In response to my broader moral argument, Mr. Martin vociferously disavows any anti-Israel bias. “I never criticized a ‘Jewish state’ in my report,” he writes. Yet to casually place Israel on the same moral plane as Eritrea and other authoritarian countries is indeed to unfairly target the Jewish state. Nor was Mr. Martin doing Israel any favors by discounting the number of journalists detained by Hamas in Gaza: How could the Israelis be held responsible for writers detained by an Islamist movement on territory they withdrew from some seven years ago? I of course thank Mr. Martin for speaking out against curtailments of free speech everywhere. But in doing so, Mr. Martin makes no philosophical distinction between democracies and unfree states. This episode, I hope, has revealed the perils of such a position.
Behind the News
05:25 AM - April 16, 2012
Statistics and Moral Sense
A dialogue about Justin Martin’s “Which Countries Jail the Most Journalists Per Capita?”
Who cares if it’s true? - Modern-day newsrooms reconsider their values
What Is Russia Today? - The Kremlin’s propaganda outlet has an identity crisis
And from the left…Fox News - There’s more to Fox News’ strategy of hiring liberals than creating a public boxing match
Why Skype isn’t safe for journalists - Here are some alternatives for secure voice calls to use instead
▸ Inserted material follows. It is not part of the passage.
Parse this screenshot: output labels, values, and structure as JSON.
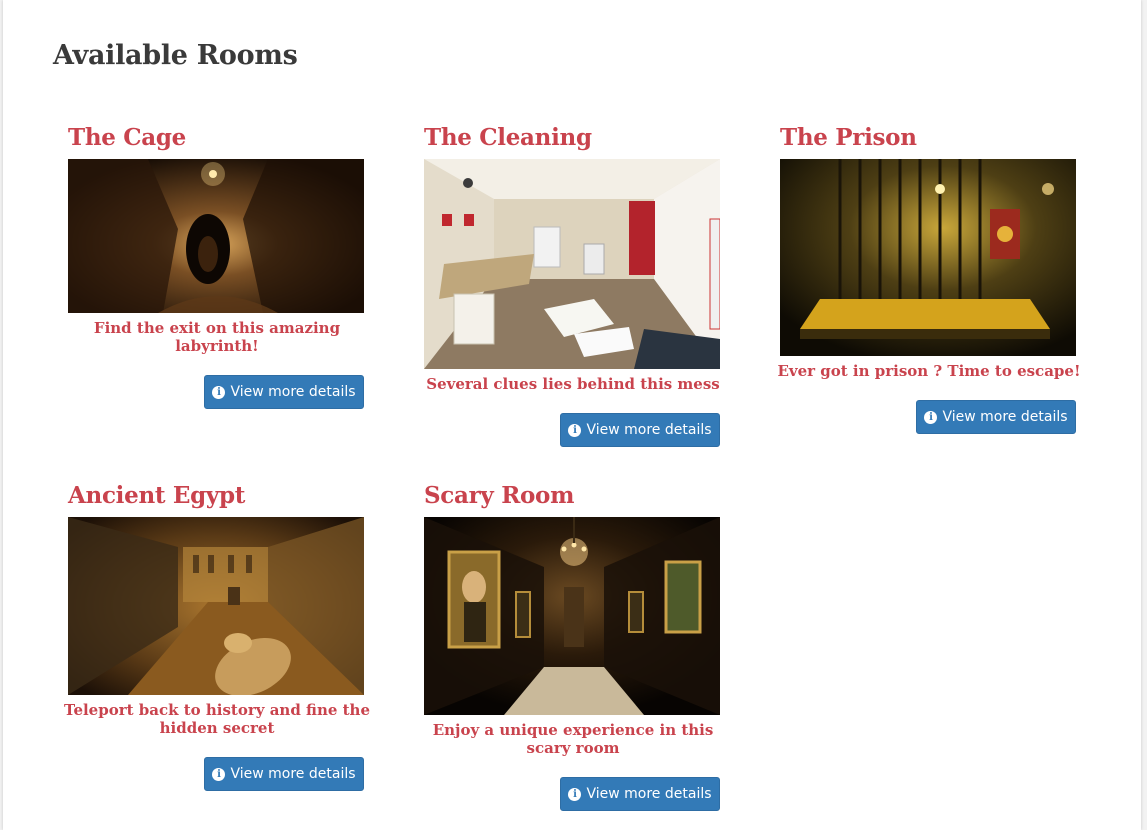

Placing a bet on USA Today - Gannett has long felt the television model could translate into print. Now it’s using its flagship paper to double down on that idea.
Email blasts from CJR writers and editors
Maybe everything when that name is “Satoshi Nakamoto”
Here’s what happens when the readers choose the frontpage story
The numbers on the Daily Mail don’t add up
Conservation group calls for donations of small knitted jumpers for birds who have been caught in oil spills
Stunning timelapse of Yosemite National Park
Who Owns What
A report from the Columbia University Graduate School of Journalism
Questions and exercises for journalism students.